Data excerpts:
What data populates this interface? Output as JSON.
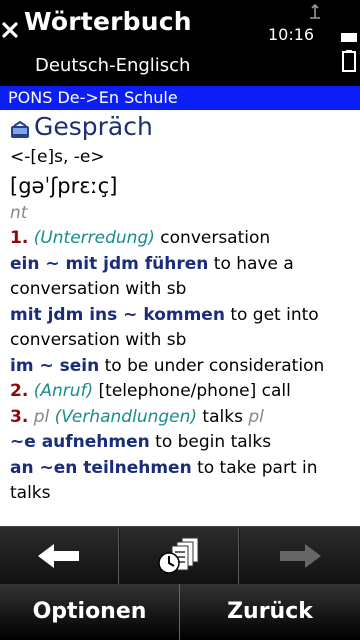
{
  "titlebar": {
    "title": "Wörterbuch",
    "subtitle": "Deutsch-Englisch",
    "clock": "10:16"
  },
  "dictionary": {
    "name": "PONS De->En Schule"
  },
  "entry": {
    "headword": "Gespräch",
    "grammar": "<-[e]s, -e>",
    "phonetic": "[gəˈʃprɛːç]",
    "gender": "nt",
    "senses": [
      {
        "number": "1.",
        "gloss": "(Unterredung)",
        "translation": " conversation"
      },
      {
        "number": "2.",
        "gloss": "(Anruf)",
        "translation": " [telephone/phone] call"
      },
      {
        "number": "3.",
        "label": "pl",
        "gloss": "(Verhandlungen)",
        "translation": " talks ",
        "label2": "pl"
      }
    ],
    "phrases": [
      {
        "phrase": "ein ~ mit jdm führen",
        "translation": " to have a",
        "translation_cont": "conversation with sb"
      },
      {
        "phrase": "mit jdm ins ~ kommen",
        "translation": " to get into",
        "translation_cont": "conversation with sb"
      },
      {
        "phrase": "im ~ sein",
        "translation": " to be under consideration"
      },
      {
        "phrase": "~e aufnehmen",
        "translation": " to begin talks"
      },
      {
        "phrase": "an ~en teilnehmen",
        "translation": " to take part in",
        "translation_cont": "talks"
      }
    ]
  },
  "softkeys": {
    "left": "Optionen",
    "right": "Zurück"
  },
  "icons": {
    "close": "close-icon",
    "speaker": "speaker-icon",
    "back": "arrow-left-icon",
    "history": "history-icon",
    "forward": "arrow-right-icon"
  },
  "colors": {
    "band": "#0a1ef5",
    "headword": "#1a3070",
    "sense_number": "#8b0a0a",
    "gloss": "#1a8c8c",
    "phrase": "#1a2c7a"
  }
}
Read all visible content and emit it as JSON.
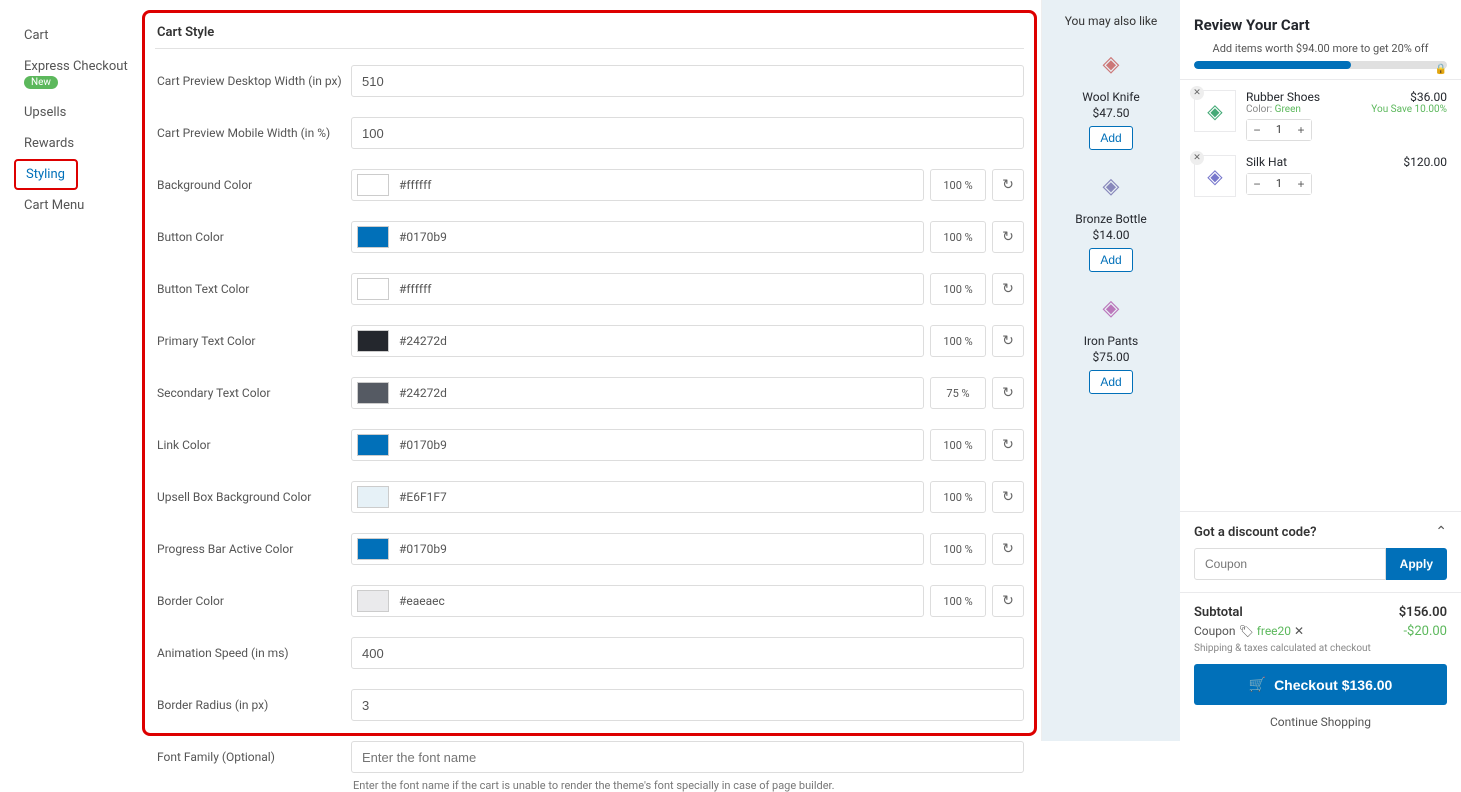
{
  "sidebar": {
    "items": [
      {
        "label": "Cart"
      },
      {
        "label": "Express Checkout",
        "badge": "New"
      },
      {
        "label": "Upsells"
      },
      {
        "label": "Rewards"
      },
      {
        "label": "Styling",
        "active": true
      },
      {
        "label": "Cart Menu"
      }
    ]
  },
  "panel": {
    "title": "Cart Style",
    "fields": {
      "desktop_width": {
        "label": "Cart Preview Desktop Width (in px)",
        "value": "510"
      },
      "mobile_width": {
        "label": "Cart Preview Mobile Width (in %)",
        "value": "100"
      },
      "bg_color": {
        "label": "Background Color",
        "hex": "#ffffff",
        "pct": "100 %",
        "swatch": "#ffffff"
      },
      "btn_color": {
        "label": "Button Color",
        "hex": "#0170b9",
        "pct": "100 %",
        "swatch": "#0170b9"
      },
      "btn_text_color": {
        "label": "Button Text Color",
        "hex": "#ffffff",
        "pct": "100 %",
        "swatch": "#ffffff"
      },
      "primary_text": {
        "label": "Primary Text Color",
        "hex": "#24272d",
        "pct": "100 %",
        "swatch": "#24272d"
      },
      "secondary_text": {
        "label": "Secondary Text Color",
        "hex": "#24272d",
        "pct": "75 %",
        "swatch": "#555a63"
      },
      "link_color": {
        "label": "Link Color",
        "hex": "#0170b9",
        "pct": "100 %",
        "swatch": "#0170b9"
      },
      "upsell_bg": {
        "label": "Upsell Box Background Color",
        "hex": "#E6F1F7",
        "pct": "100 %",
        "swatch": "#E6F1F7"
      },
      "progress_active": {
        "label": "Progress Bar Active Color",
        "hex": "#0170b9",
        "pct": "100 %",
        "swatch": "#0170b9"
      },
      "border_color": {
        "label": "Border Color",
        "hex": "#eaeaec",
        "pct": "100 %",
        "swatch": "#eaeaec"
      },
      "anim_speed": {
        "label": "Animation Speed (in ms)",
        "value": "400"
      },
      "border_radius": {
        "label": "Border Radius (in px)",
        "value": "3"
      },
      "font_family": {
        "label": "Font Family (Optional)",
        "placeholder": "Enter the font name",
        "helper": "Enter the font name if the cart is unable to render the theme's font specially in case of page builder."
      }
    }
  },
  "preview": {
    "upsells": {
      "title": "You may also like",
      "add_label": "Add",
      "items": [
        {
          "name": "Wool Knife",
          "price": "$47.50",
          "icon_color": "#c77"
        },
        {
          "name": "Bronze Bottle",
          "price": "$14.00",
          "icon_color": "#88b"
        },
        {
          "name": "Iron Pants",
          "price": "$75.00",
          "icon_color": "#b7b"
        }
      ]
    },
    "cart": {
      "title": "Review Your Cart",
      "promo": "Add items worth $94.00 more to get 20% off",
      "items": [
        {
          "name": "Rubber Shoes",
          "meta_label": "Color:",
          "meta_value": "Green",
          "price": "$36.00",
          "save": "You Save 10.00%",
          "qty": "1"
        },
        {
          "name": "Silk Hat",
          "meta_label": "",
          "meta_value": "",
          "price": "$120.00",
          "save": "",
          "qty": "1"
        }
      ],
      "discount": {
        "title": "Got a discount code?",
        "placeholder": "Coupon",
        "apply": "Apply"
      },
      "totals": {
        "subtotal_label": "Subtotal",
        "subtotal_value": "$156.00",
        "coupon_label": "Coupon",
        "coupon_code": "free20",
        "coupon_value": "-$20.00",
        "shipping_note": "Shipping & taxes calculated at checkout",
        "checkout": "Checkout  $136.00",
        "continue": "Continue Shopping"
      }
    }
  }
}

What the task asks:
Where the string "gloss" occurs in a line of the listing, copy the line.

Reply:
        "gloss": "(Unterredung)",
        "gloss": "(Anruf)",
        "gloss": "(Verhandlungen)",
    "gloss": "#1a8c8c",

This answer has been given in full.